Julie Lerman called me out to participate in this set of questions about how folks got started programming, and it is fun to hear about those kinds of things.  So here are my answers and at the bottom a few more people I’ll add to the process.

How old were you when you first started programming?
I think my first experiments with programming happened when I was 9 or 10 on the TRS-80 Model 1 or Model 3 of some friends at school, but I really began programming when I was given my first computer, an Apple ][+, at age 11. 

How did you get started in programming?
I remember staying up late on Christmas day writing a program that experimented with getting input from the user, for loops and adding attributes to things to make them flash and such.  From that very first day with my own computer I was hooked.  For a long time, though, I thought computers would just be a side-line for me and that I would focus on some other field—probably my most common answer to the “what do you want to be when you grow up” question was that I wanted to double major in mechanical and electrical engineering and focus on robotics.  As I got older, though, I realized that programming was really the thing that got me excited.

What was your first language?
I programmed initially in applesoft basic (both programs of my own and ones that I typed in from the back of magazines or books), but it didn’t take me long to start experimenting with 6502 assembler, and it was really cool when I got the “Microsoft language card” for my apple (which was really just a 16k ram card taking the machine up from 48k to 64k) because then I could start programming in Pascal.   On a side note, this Pascal implementation was actually a very early version of something like managed code because the compiler output p-code which was interpreted at runtime (something like IL or java bytecodes).

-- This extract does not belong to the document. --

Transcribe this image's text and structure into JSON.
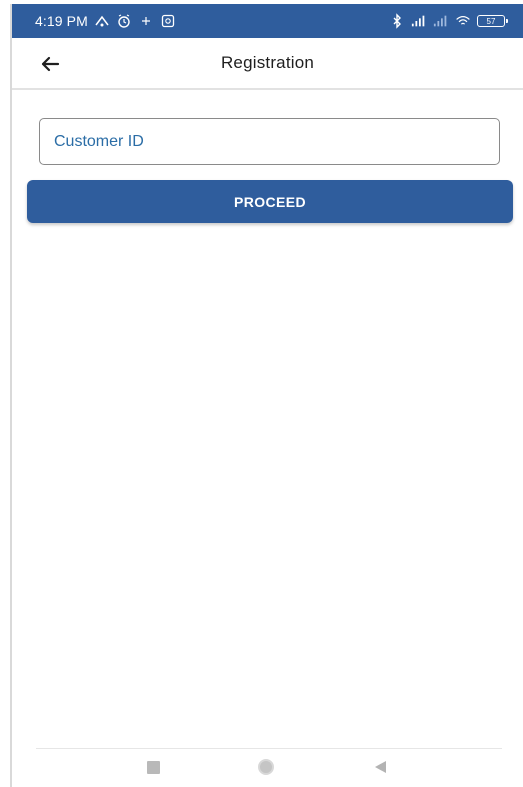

What was the first real program you wrote?
What I remember of the very first program I wrote (mentioned above) is something about a count down and an explosion which was the whole screen in flashing type.  After that I know there were many other programs but the next significant thing I remember was being paid some trivial amount by an older student at my school who wanted a program which would simulate large D&D battles involving many players without him having to roll the dice by hand.  Later I remember really pushing the envelope of my apple by writing programs that did animation of a 3-d wireframe model of the space shuttle with hidden lines removed.

What languages have you used since you started programming?
I went through a phase in college where I was fascinated by the idea of exploring every programming language I could get my hands on, and I dabbled with many things from forth to prolog to modula-2, etc., but I never wrote enough code in any of those to really claim that I’ve used them.  A more realistic list would look something like this: basic (*several* flavors), pascal, 6502, 80X86 and 68000 assembler, informix-4gl, clipper, c, c++, scheme, elisp, perl, tcl, vb, c#. 

What was your first professional programming gig?
Toward the end of my senior year in high school I took a job working for a local title company doing some computer training and other miscellaneous tasks.  Somehow I talked my way into turning it (for a while at least) into a programming job creating a computer-assisted learning program.  Since programming wasn’t really the original intent of that job, though, I probably have to point to my second computer gig as the first real job where programming was part of what was expected.  I was working at a small computer store doing a combination of sales and service/technical support.  My first real programming job was something that one of the owners volunteered us for: creating a database system using Informix to help a charitable organization which was creating a park with a fountain and for a donation you could purchase a brick, have it inscribed and then they would place it in the park.  The system I wrote tracked the inscriptions and created files which were sent to the engraving company.

If you knew then what you know now, would you have started programming? 
Absolutely!  The joy of creating software, working with teams of exceedingly smart people, constantly learning and doing things that can really change the way people work, live and play is something I’m very thankful for.

If there is one thing you learned along the way that you would tell new developers, what would it be?
Building great software is so much more than just getting the computer to run—don’t forget that at its heart this endeavor is all about people, so make sure you focus not just on the technical stuff but also on what we sometimes call the “soft skills” especially all forms of communication.

What's the most fun you've ever had ... programming?
The most fun I’ve had programming has always been working on a project with one or two really smart people when the ideas are flying and we’re pushing the envelope of what we think are brains are capable of.  There’s nothing quite like that mindbender where you come across a concept that completely challenges the way you think which leads to a whole series of “Ah ha!” moments as you capture parts of it—often only to discover that there are more depths than you realized so you know you’ll need another “Ah ha!” before you are done.  I shared some of the best of these moments with my good friend and partner in crime from high school, Mike.  These days I most often get to share the feeling vicariously with my son, Keith, who is just about to turn 13 and is rapidly becoming a much more sophisticated programmer than I ever was at that age.

Who’s next?

Well, I don’t know if we’ll be able to coax them all into responding or not, but I’m always up for an opportunity to learn more about the folks I work with.  So I’ll add 5 of my colleagues to the list.